My life saving grip was pulling back on the shoulder of our blind waiter, Constanza. While she was swiftly gliding in the total darkness to table 26, I was doing a hesitant, insecure shuffle.
She placed my hands on the back of a wooden chair. Helplessly standing there, I listened to the German banter of other diners and tried to paint a visual of the room. I imagined an upside down scalene triangle, and our table was at the base.
I took a seat, slid my purse under the table, kicked off my shoes, and folded my legs Indian style on the chair. I found comfort and security in my regular dining routine.
My hands danced around the table, springing off the fork tines and relaxing in the basin of my soup spoon.
My eyes, straining to see a glimmer of light or a faint shape, realized they were useless and surrendered with a final closing blink.
I was completely dependent on the staff of Nocti Vagus (the finest blind man restaurant in Berlin).
Salad, soup, pasta, and an almond mouse enlightened my senses. After attempting to stab a grape tomato for what felt like ages, I tossed the silverware to the side and let my 10 finger spies get to work. By feeling the shape and consistency, I was able to register a rough understanding of what I would be putting in my mouth. And once it entered, my taste buds were ignited. Parmesan, dill, cream, paprika, sweetness and many other flavors I could not articulate brought me to life.
Our conversation was a collision course in midair. Filled with excitement and unsure of when a thought would end, it was a rapid fire of unparalleled ideas.
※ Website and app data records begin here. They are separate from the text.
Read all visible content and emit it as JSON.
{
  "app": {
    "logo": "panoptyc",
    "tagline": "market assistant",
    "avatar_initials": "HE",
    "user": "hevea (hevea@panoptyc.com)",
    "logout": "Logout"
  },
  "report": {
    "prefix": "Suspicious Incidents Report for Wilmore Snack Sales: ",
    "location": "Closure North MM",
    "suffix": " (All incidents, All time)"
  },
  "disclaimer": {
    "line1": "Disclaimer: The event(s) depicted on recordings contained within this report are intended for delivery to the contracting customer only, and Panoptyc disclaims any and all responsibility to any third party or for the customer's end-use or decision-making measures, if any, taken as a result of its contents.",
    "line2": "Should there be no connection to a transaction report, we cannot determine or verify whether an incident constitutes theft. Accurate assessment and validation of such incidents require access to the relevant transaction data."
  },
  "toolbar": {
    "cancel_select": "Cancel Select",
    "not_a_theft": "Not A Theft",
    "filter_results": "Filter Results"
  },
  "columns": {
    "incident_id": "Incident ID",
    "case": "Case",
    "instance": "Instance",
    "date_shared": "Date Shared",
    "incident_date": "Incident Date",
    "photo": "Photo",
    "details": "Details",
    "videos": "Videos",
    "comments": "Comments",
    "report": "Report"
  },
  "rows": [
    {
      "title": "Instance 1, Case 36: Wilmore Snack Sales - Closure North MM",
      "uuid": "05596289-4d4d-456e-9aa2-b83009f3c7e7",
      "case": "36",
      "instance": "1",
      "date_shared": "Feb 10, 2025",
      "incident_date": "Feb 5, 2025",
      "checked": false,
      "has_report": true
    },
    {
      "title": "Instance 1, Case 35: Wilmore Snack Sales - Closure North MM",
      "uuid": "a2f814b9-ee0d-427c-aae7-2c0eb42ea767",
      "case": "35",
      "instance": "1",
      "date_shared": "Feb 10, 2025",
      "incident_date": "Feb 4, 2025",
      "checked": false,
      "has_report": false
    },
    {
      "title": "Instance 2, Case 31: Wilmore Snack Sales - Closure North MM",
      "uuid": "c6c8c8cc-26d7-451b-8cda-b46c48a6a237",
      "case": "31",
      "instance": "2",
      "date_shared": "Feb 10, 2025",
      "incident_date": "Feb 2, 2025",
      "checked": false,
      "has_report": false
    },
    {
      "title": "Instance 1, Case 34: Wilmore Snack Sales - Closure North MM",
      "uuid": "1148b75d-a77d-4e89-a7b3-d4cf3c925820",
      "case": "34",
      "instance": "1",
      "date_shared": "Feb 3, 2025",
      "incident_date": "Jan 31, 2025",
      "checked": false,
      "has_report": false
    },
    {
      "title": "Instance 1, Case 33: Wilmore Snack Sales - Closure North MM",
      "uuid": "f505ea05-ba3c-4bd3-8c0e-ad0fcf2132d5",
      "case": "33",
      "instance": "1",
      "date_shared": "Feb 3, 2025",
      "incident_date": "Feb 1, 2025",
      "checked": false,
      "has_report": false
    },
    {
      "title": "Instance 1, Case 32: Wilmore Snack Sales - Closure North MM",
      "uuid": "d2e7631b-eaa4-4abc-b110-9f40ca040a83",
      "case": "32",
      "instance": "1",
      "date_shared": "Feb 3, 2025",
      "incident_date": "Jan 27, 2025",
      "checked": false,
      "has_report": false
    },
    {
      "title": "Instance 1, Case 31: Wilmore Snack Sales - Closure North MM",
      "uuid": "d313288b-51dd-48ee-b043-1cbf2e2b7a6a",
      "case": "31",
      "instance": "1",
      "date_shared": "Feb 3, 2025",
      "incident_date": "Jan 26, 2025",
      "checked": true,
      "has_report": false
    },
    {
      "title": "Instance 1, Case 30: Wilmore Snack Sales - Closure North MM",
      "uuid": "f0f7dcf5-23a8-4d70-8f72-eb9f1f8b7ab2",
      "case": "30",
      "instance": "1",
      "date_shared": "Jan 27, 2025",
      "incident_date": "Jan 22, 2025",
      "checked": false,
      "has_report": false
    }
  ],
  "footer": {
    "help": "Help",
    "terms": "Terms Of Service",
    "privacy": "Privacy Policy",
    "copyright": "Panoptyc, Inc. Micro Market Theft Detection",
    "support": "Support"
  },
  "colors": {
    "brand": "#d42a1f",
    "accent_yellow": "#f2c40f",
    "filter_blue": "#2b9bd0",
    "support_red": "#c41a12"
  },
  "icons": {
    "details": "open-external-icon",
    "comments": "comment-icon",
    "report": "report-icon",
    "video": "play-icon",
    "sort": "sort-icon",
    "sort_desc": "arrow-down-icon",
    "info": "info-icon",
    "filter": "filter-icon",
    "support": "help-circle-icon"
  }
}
Though I could not see anything, I have the most crystal clear memory of the evening. We let it all hang out, quite literally.